(Beginning of Data to process)

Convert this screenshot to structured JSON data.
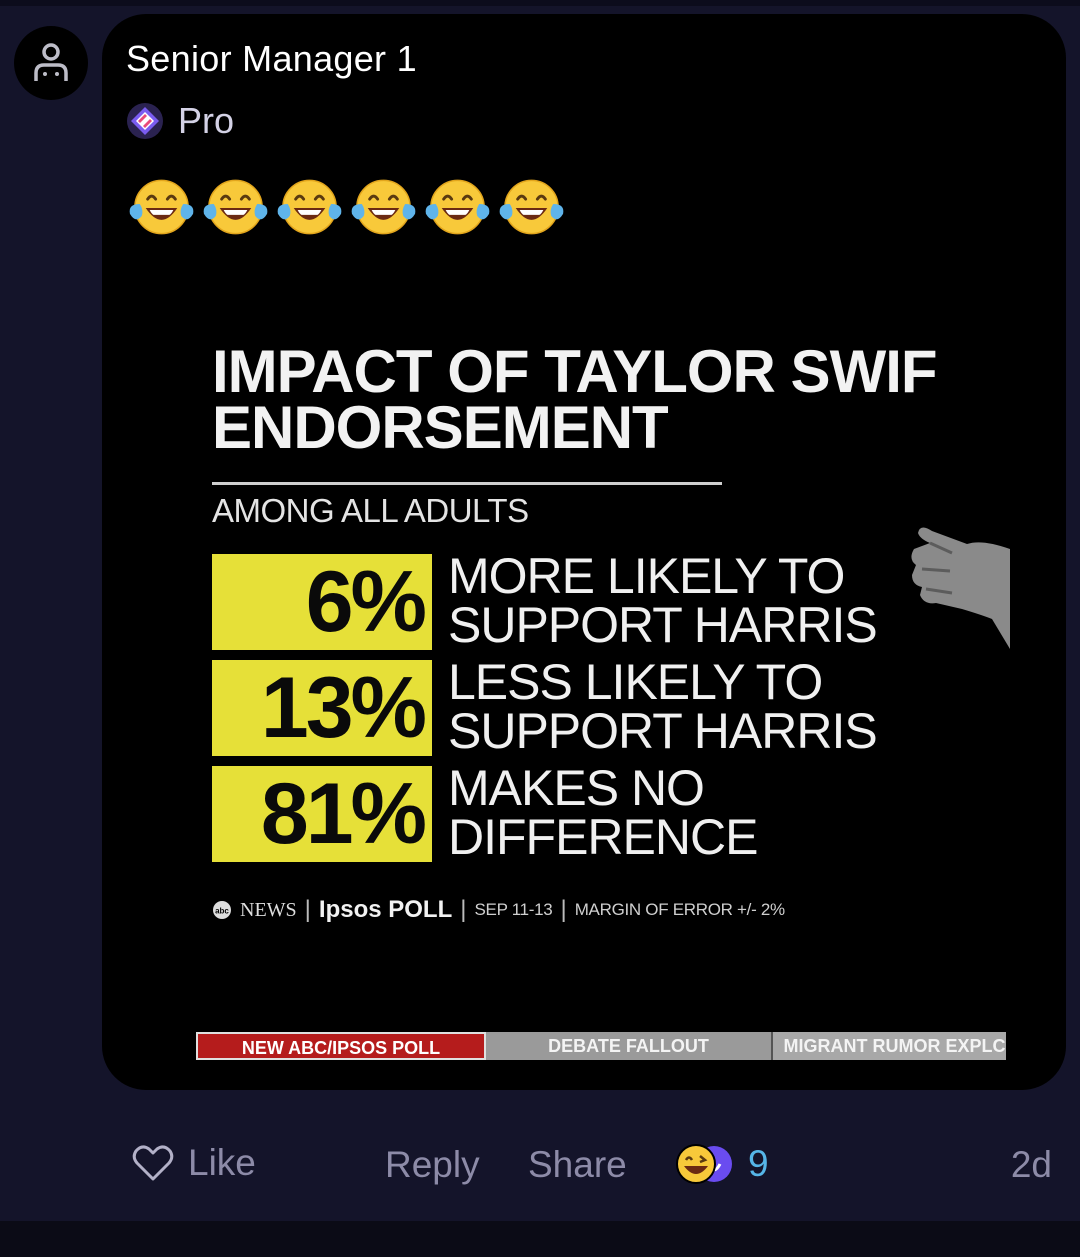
{
  "comment": {
    "author": "Senior Manager 1",
    "badge": "Pro",
    "text_emojis": [
      "😂",
      "😂",
      "😂",
      "😂",
      "😂",
      "😂"
    ],
    "avatar_icon": "user-outline-icon",
    "badge_icon": "pro-diamond-icon"
  },
  "graphic": {
    "title_line1": "IMPACT OF TAYLOR SWIF",
    "title_line2": "ENDORSEMENT",
    "subtitle": "AMONG ALL ADULTS",
    "rows": [
      {
        "value": "6%",
        "label_line1": "MORE LIKELY TO",
        "label_line2": "SUPPORT HARRIS"
      },
      {
        "value": "13%",
        "label_line1": "LESS LIKELY TO",
        "label_line2": "SUPPORT HARRIS"
      },
      {
        "value": "81%",
        "label_line1": "MAKES NO",
        "label_line2": "DIFFERENCE"
      }
    ],
    "source": {
      "network": "NEWS",
      "pollster": "Ipsos POLL",
      "dates": "SEP 11-13",
      "margin": "MARGIN OF ERROR +/- 2%"
    },
    "ticker": [
      "NEW ABC/IPSOS POLL",
      "DEBATE FALLOUT",
      "MIGRANT RUMOR EXPLC"
    ]
  },
  "actions": {
    "like": "Like",
    "reply": "Reply",
    "share": "Share",
    "reaction_count": "9",
    "timestamp": "2d"
  },
  "colors": {
    "background": "#14142a",
    "card": "#000000",
    "highlight_yellow": "#e6e038",
    "reaction_blue": "#56b6e8",
    "muted_text": "#8d8ba8"
  }
}
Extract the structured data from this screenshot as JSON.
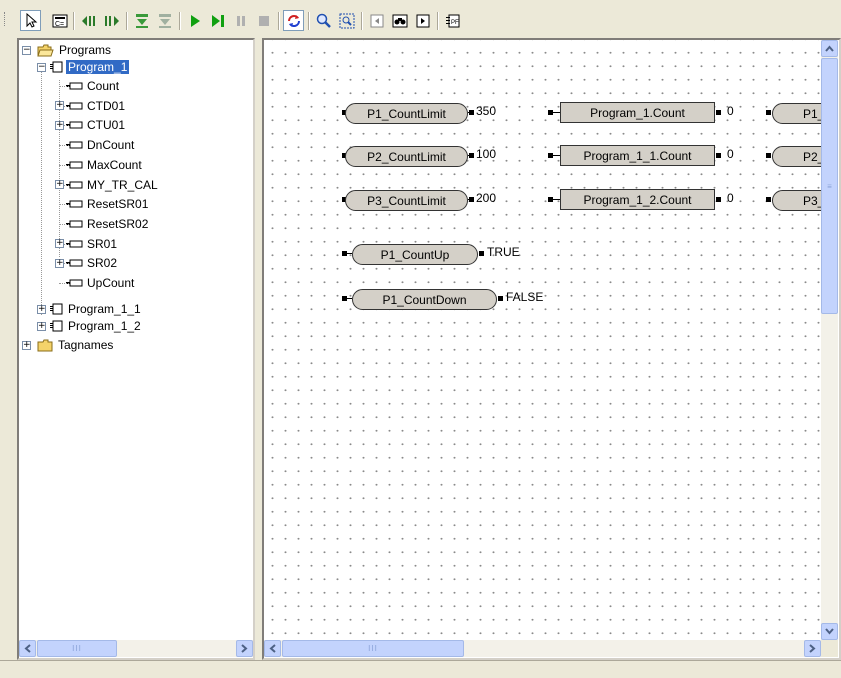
{
  "colors": {
    "selection": "#316ac5",
    "window_bg": "#ece9d8",
    "canvas_dot": "#8a8a8a",
    "play_green": "#10a010"
  },
  "toolbar": {
    "buttons": [
      {
        "icon": "pointer-icon"
      },
      {
        "icon": "instruction-icon"
      },
      {
        "icon": "step-left-icon"
      },
      {
        "icon": "step-right-icon"
      },
      {
        "icon": "download-icon"
      },
      {
        "icon": "upload-icon"
      },
      {
        "icon": "run-icon"
      },
      {
        "icon": "step-run-icon"
      },
      {
        "icon": "pause-icon"
      },
      {
        "icon": "stop-icon"
      },
      {
        "icon": "refresh-icon"
      },
      {
        "icon": "zoom-icon"
      },
      {
        "icon": "zoom-fit-icon"
      },
      {
        "icon": "prev-icon"
      },
      {
        "icon": "binoculars-icon"
      },
      {
        "icon": "next-icon"
      },
      {
        "icon": "program-icon"
      }
    ]
  },
  "tree": {
    "root": "Programs",
    "program1": "Program_1",
    "children": [
      "Count",
      "CTD01",
      "CTU01",
      "DnCount",
      "MaxCount",
      "MY_TR_CAL",
      "ResetSR01",
      "ResetSR02",
      "SR01",
      "SR02",
      "UpCount"
    ],
    "program2": "Program_1_1",
    "program3": "Program_1_2",
    "tagnames": "Tagnames"
  },
  "canvas": {
    "row1": {
      "pill": "P1_CountLimit",
      "value": "350",
      "box": "Program_1.Count",
      "box_value": "0",
      "right": "P1_"
    },
    "row2": {
      "pill": "P2_CountLimit",
      "value": "100",
      "box": "Program_1_1.Count",
      "box_value": "0",
      "right": "P2_"
    },
    "row3": {
      "pill": "P3_CountLimit",
      "value": "200",
      "box": "Program_1_2.Count",
      "box_value": "0",
      "right": "P3_"
    },
    "up": {
      "pill": "P1_CountUp",
      "value": "TRUE"
    },
    "down": {
      "pill": "P1_CountDown",
      "value": "FALSE"
    }
  }
}
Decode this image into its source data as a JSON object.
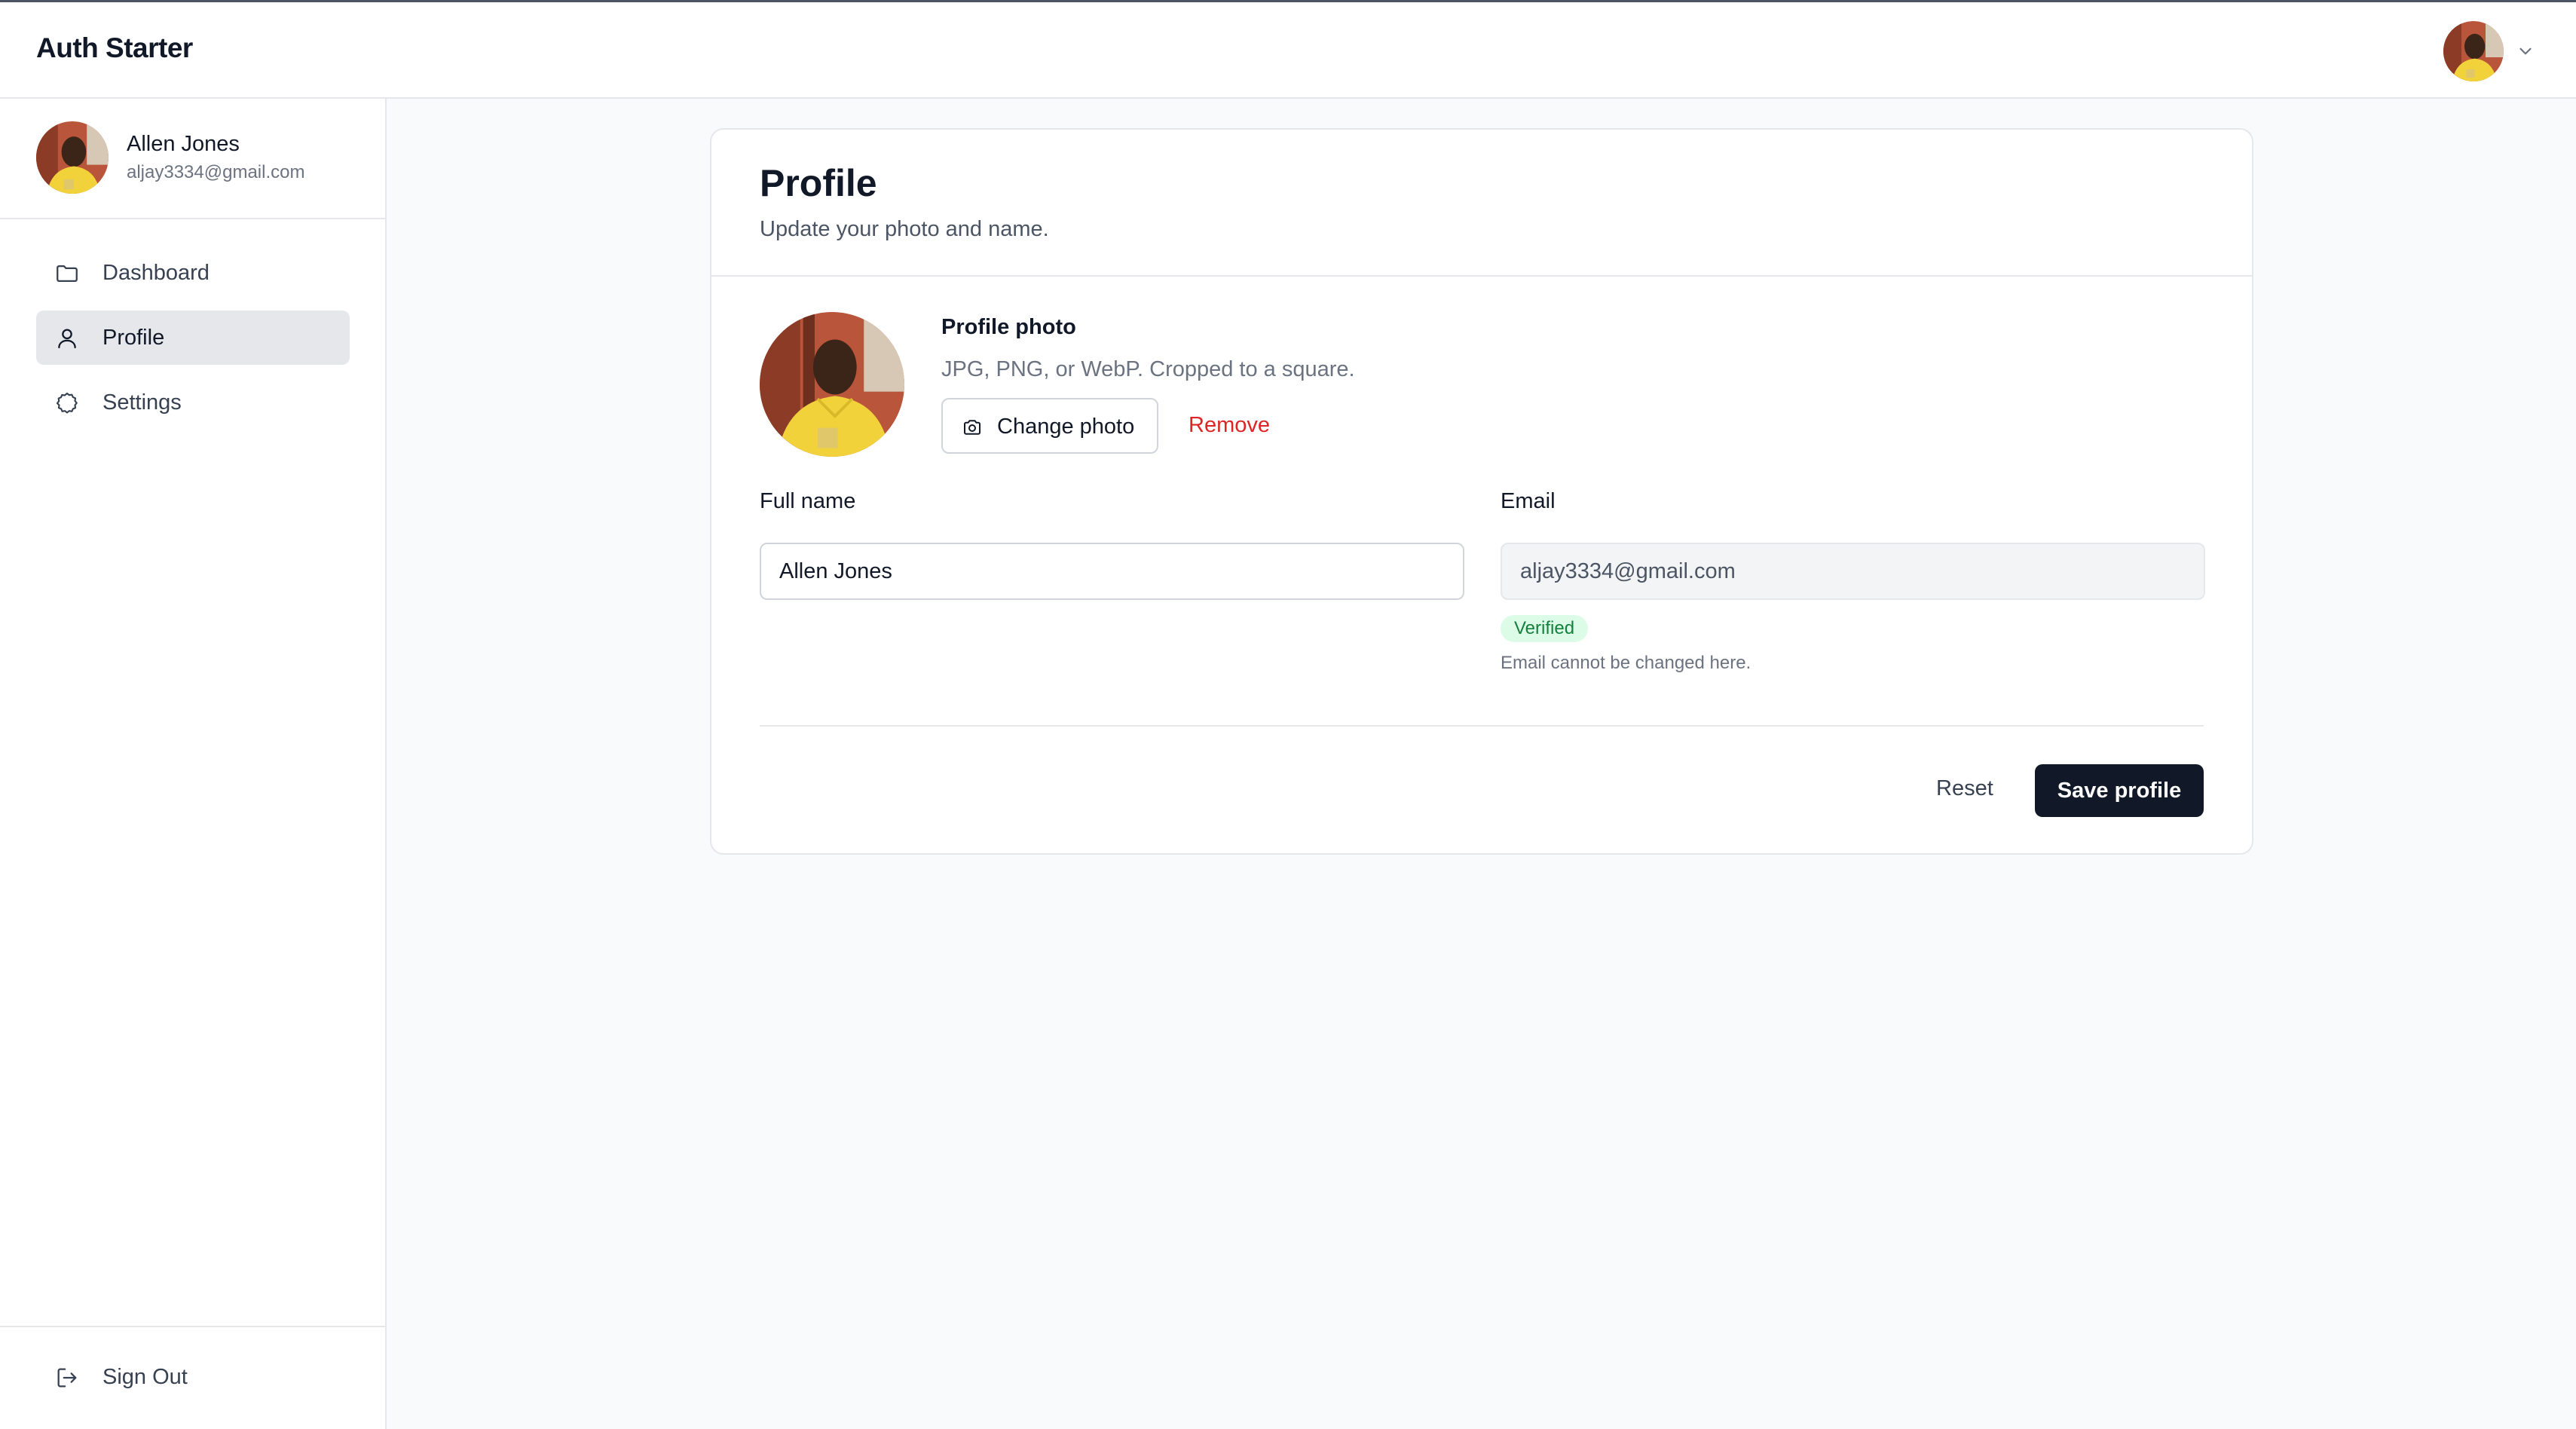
{
  "app": {
    "title": "Auth Starter"
  },
  "user": {
    "name": "Allen Jones",
    "email": "aljay3334@gmail.com"
  },
  "sidebar": {
    "items": [
      {
        "label": "Dashboard",
        "icon": "folder-icon",
        "active": false
      },
      {
        "label": "Profile",
        "icon": "user-icon",
        "active": true
      },
      {
        "label": "Settings",
        "icon": "gear-icon",
        "active": false
      }
    ],
    "sign_out": {
      "label": "Sign Out",
      "icon": "sign-out-icon"
    }
  },
  "profile": {
    "title": "Profile",
    "subtitle": "Update your photo and name.",
    "photo_title": "Profile photo",
    "photo_hint": "JPG, PNG, or WebP. Cropped to a square.",
    "change_photo_label": "Change photo",
    "remove_label": "Remove",
    "full_name_label": "Full name",
    "full_name_value": "Allen Jones",
    "email_label": "Email",
    "email_value": "aljay3334@gmail.com",
    "verified_badge": "Verified",
    "email_note": "Email cannot be changed here.",
    "reset_label": "Reset",
    "save_label": "Save profile"
  },
  "colors": {
    "accent_dark": "#111827",
    "danger": "#dc2626",
    "verified_bg": "#dcfce7",
    "verified_text": "#15803d",
    "active_nav": "#e5e7eb"
  }
}
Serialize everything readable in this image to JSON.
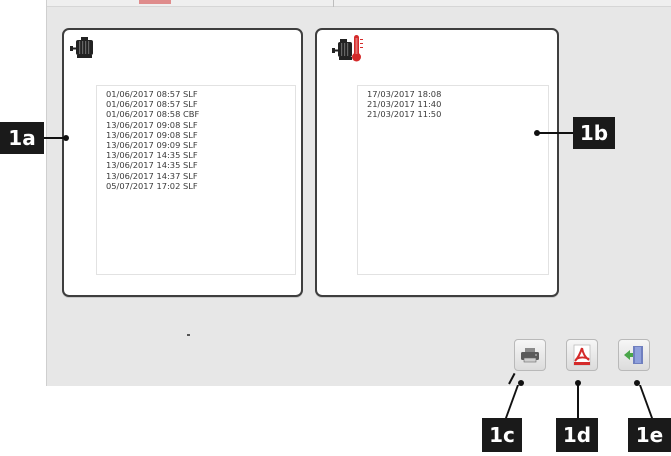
{
  "panel_a": {
    "icon": "motor-icon",
    "entries": [
      "01/06/2017 08:57 SLF",
      "01/06/2017 08:57 SLF",
      "01/06/2017 08:58 CBF",
      "13/06/2017 09:08 SLF",
      "13/06/2017 09:08 SLF",
      "13/06/2017 09:09 SLF",
      "13/06/2017 14:35 SLF",
      "13/06/2017 14:35 SLF",
      "13/06/2017 14:37 SLF",
      "05/07/2017 17:02 SLF"
    ]
  },
  "panel_b": {
    "icon": "motor-thermometer-icon",
    "entries": [
      "17/03/2017 18:08",
      "21/03/2017 11:40",
      "21/03/2017 11:50"
    ]
  },
  "toolbar": {
    "print_icon": "printer-icon",
    "pdf_icon": "pdf-icon",
    "exit_icon": "exit-icon"
  },
  "callouts": {
    "a": "1a",
    "b": "1b",
    "c": "1c",
    "d": "1d",
    "e": "1e"
  },
  "colors": {
    "panel_border": "#3e3e3e",
    "screen_bg": "#e7e7e7",
    "pdf_red": "#d42a2a",
    "exit_green": "#4aa64a"
  }
}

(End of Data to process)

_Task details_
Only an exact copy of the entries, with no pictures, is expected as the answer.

_Response below_
Convert this screenshot to structured JSON data.
{
  "comment": {
    "author": "Senior Manager 1",
    "badge": "Pro",
    "text_emojis": [
      "😂",
      "😂",
      "😂",
      "😂",
      "😂",
      "😂"
    ],
    "avatar_icon": "user-outline-icon",
    "badge_icon": "pro-diamond-icon"
  },
  "graphic": {
    "title_line1": "IMPACT OF TAYLOR SWIF",
    "title_line2": "ENDORSEMENT",
    "subtitle": "AMONG ALL ADULTS",
    "rows": [
      {
        "value": "6%",
        "label_line1": "MORE LIKELY TO",
        "label_line2": "SUPPORT HARRIS"
      },
      {
        "value": "13%",
        "label_line1": "LESS LIKELY TO",
        "label_line2": "SUPPORT HARRIS"
      },
      {
        "value": "81%",
        "label_line1": "MAKES NO",
        "label_line2": "DIFFERENCE"
      }
    ],
    "source": {
      "network": "NEWS",
      "pollster": "Ipsos POLL",
      "dates": "SEP 11-13",
      "margin": "MARGIN OF ERROR +/- 2%"
    },
    "ticker": [
      "NEW ABC/IPSOS POLL",
      "DEBATE FALLOUT",
      "MIGRANT RUMOR EXPLC"
    ]
  },
  "actions": {
    "like": "Like",
    "reply": "Reply",
    "share": "Share",
    "reaction_count": "9",
    "timestamp": "2d"
  },
  "colors": {
    "background": "#14142a",
    "card": "#000000",
    "highlight_yellow": "#e6e038",
    "reaction_blue": "#56b6e8",
    "muted_text": "#8d8ba8"
  }
}
Extract the structured data from this screenshot as JSON.
{
  "colors": {
    "selection": "#316ac5",
    "window_bg": "#ece9d8",
    "canvas_dot": "#8a8a8a",
    "play_green": "#10a010"
  },
  "toolbar": {
    "buttons": [
      {
        "icon": "pointer-icon"
      },
      {
        "icon": "instruction-icon"
      },
      {
        "icon": "step-left-icon"
      },
      {
        "icon": "step-right-icon"
      },
      {
        "icon": "download-icon"
      },
      {
        "icon": "upload-icon"
      },
      {
        "icon": "run-icon"
      },
      {
        "icon": "step-run-icon"
      },
      {
        "icon": "pause-icon"
      },
      {
        "icon": "stop-icon"
      },
      {
        "icon": "refresh-icon"
      },
      {
        "icon": "zoom-icon"
      },
      {
        "icon": "zoom-fit-icon"
      },
      {
        "icon": "prev-icon"
      },
      {
        "icon": "binoculars-icon"
      },
      {
        "icon": "next-icon"
      },
      {
        "icon": "program-icon"
      }
    ]
  },
  "tree": {
    "root": "Programs",
    "program1": "Program_1",
    "children": [
      "Count",
      "CTD01",
      "CTU01",
      "DnCount",
      "MaxCount",
      "MY_TR_CAL",
      "ResetSR01",
      "ResetSR02",
      "SR01",
      "SR02",
      "UpCount"
    ],
    "program2": "Program_1_1",
    "program3": "Program_1_2",
    "tagnames": "Tagnames"
  },
  "canvas": {
    "row1": {
      "pill": "P1_CountLimit",
      "value": "350",
      "box": "Program_1.Count",
      "box_value": "0",
      "right": "P1_"
    },
    "row2": {
      "pill": "P2_CountLimit",
      "value": "100",
      "box": "Program_1_1.Count",
      "box_value": "0",
      "right": "P2_"
    },
    "row3": {
      "pill": "P3_CountLimit",
      "value": "200",
      "box": "Program_1_2.Count",
      "box_value": "0",
      "right": "P3_"
    },
    "up": {
      "pill": "P1_CountUp",
      "value": "TRUE"
    },
    "down": {
      "pill": "P1_CountDown",
      "value": "FALSE"
    }
  }
}
Decode this image into its source data as a JSON object.
{
  "app": {
    "title": "Auth Starter"
  },
  "user": {
    "name": "Allen Jones",
    "email": "aljay3334@gmail.com"
  },
  "sidebar": {
    "items": [
      {
        "label": "Dashboard",
        "icon": "folder-icon",
        "active": false
      },
      {
        "label": "Profile",
        "icon": "user-icon",
        "active": true
      },
      {
        "label": "Settings",
        "icon": "gear-icon",
        "active": false
      }
    ],
    "sign_out": {
      "label": "Sign Out",
      "icon": "sign-out-icon"
    }
  },
  "profile": {
    "title": "Profile",
    "subtitle": "Update your photo and name.",
    "photo_title": "Profile photo",
    "photo_hint": "JPG, PNG, or WebP. Cropped to a square.",
    "change_photo_label": "Change photo",
    "remove_label": "Remove",
    "full_name_label": "Full name",
    "full_name_value": "Allen Jones",
    "email_label": "Email",
    "email_value": "aljay3334@gmail.com",
    "verified_badge": "Verified",
    "email_note": "Email cannot be changed here.",
    "reset_label": "Reset",
    "save_label": "Save profile"
  },
  "colors": {
    "accent_dark": "#111827",
    "danger": "#dc2626",
    "verified_bg": "#dcfce7",
    "verified_text": "#15803d",
    "active_nav": "#e5e7eb"
  }
}
Serialize everything readable in this image to JSON.
{
  "panel_a": {
    "icon": "motor-icon",
    "entries": [
      "01/06/2017 08:57 SLF",
      "01/06/2017 08:57 SLF",
      "01/06/2017 08:58 CBF",
      "13/06/2017 09:08 SLF",
      "13/06/2017 09:08 SLF",
      "13/06/2017 09:09 SLF",
      "13/06/2017 14:35 SLF",
      "13/06/2017 14:35 SLF",
      "13/06/2017 14:37 SLF",
      "05/07/2017 17:02 SLF"
    ]
  },
  "panel_b": {
    "icon": "motor-thermometer-icon",
    "entries": [
      "17/03/2017 18:08",
      "21/03/2017 11:40",
      "21/03/2017 11:50"
    ]
  },
  "toolbar": {
    "print_icon": "printer-icon",
    "pdf_icon": "pdf-icon",
    "exit_icon": "exit-icon"
  },
  "callouts": {
    "a": "1a",
    "b": "1b",
    "c": "1c",
    "d": "1d",
    "e": "1e"
  },
  "colors": {
    "panel_border": "#3e3e3e",
    "screen_bg": "#e7e7e7",
    "pdf_red": "#d42a2a",
    "exit_green": "#4aa64a"
  }
}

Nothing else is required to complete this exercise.